• **Work to complete**
I need each line of the entries below that includes the string "this".

• **Provided records**

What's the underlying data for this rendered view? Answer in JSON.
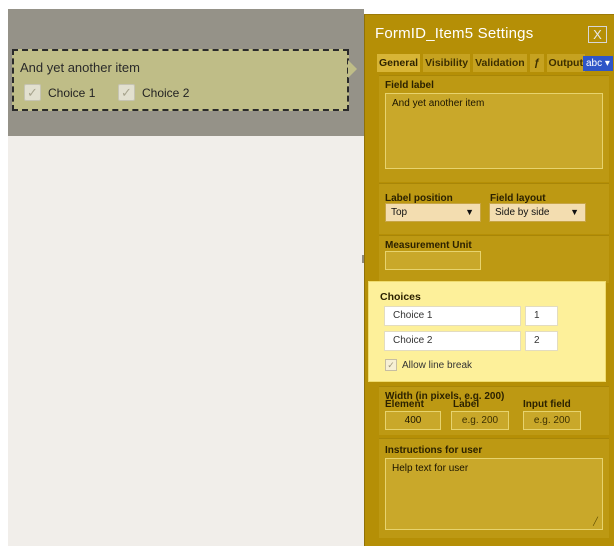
{
  "form_item": {
    "label": "And yet another item",
    "choices": [
      {
        "label": "Choice 1",
        "checked": true
      },
      {
        "label": "Choice 2",
        "checked": true
      }
    ]
  },
  "panel": {
    "title": "FormID_Item5 Settings",
    "close_glyph": "X",
    "tabs": [
      "General",
      "Visibility",
      "Validation",
      "ƒ",
      "Output"
    ],
    "active_tab": "General",
    "format_select": "abc ▾",
    "field_label": {
      "label": "Field label",
      "value": "And yet another item"
    },
    "label_position": {
      "label": "Label position",
      "value": "Top"
    },
    "field_layout": {
      "label": "Field layout",
      "value": "Side by side"
    },
    "measurement_unit": {
      "label": "Measurement Unit",
      "value": ""
    },
    "choices": {
      "label": "Choices",
      "items": [
        {
          "text": "Choice 1",
          "value": "1"
        },
        {
          "text": "Choice 2",
          "value": "2"
        }
      ],
      "allow_line_break": {
        "label": "Allow line break",
        "checked": true
      }
    },
    "width": {
      "label": "Width (in pixels, e.g. 200)",
      "element_label": "Element",
      "label_label": "Label",
      "input_label": "Input field",
      "element_value": "400",
      "label_placeholder": "e.g. 200",
      "input_placeholder": "e.g. 200"
    },
    "instructions": {
      "label": "Instructions for user",
      "placeholder": "Help text for user"
    }
  },
  "colors": {
    "panel_bg": "#b58f06",
    "form_item_bg": "#bfbd87",
    "choices_highlight": "#fdf09a",
    "canvas_bg": "#f1eeea",
    "abc_select": "#2e55c7"
  }
}
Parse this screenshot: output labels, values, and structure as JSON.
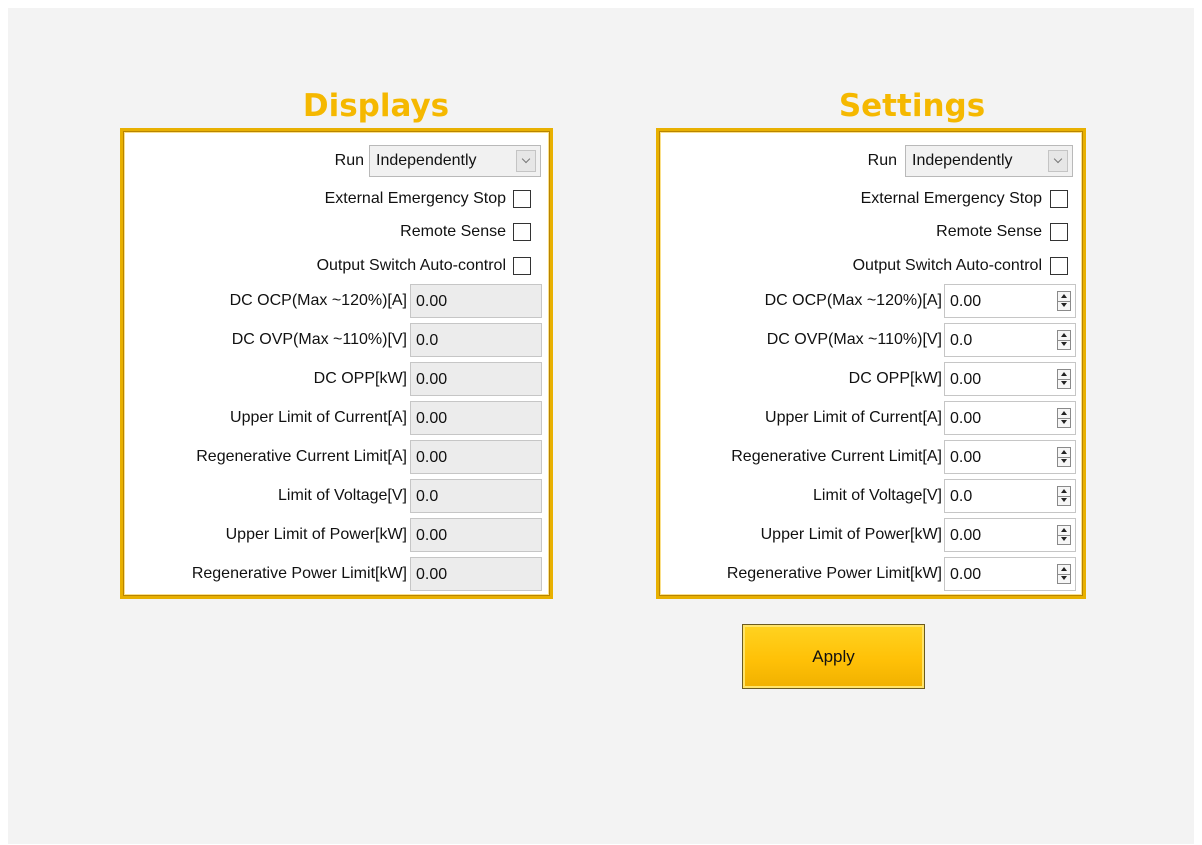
{
  "displays": {
    "title": "Displays",
    "run_label": "Run",
    "run_value": "Independently",
    "checkboxes": [
      {
        "label": "External Emergency Stop",
        "checked": false
      },
      {
        "label": "Remote Sense",
        "checked": false
      },
      {
        "label": "Output Switch Auto-control",
        "checked": false
      }
    ],
    "fields": [
      {
        "label": "DC OCP(Max ~120%)[A]",
        "value": "0.00"
      },
      {
        "label": "DC OVP(Max ~110%)[V]",
        "value": "0.0"
      },
      {
        "label": "DC OPP[kW]",
        "value": "0.00"
      },
      {
        "label": "Upper Limit of Current[A]",
        "value": "0.00"
      },
      {
        "label": "Regenerative Current Limit[A]",
        "value": "0.00"
      },
      {
        "label": "Limit of Voltage[V]",
        "value": "0.0"
      },
      {
        "label": "Upper Limit of Power[kW]",
        "value": "0.00"
      },
      {
        "label": "Regenerative Power Limit[kW]",
        "value": "0.00"
      }
    ]
  },
  "settings": {
    "title": "Settings",
    "run_label": "Run",
    "run_value": "Independently",
    "checkboxes": [
      {
        "label": "External Emergency Stop",
        "checked": false
      },
      {
        "label": "Remote Sense",
        "checked": false
      },
      {
        "label": "Output Switch Auto-control",
        "checked": false
      }
    ],
    "fields": [
      {
        "label": "DC OCP(Max ~120%)[A]",
        "value": "0.00"
      },
      {
        "label": "DC OVP(Max ~110%)[V]",
        "value": "0.0"
      },
      {
        "label": "DC OPP[kW]",
        "value": "0.00"
      },
      {
        "label": "Upper Limit of Current[A]",
        "value": "0.00"
      },
      {
        "label": "Regenerative Current Limit[A]",
        "value": "0.00"
      },
      {
        "label": "Limit of Voltage[V]",
        "value": "0.0"
      },
      {
        "label": "Upper Limit of Power[kW]",
        "value": "0.00"
      },
      {
        "label": "Regenerative Power Limit[kW]",
        "value": "0.00"
      }
    ]
  },
  "apply_label": "Apply",
  "colors": {
    "title": "#f5b800",
    "panel_border": "#e8b000",
    "apply_button": "#ffc107"
  }
}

• **Exercise output**
What's the underlying data for this rendered view? Answer in JSON.
Parse this screenshot: output labels, values, and structure as JSON.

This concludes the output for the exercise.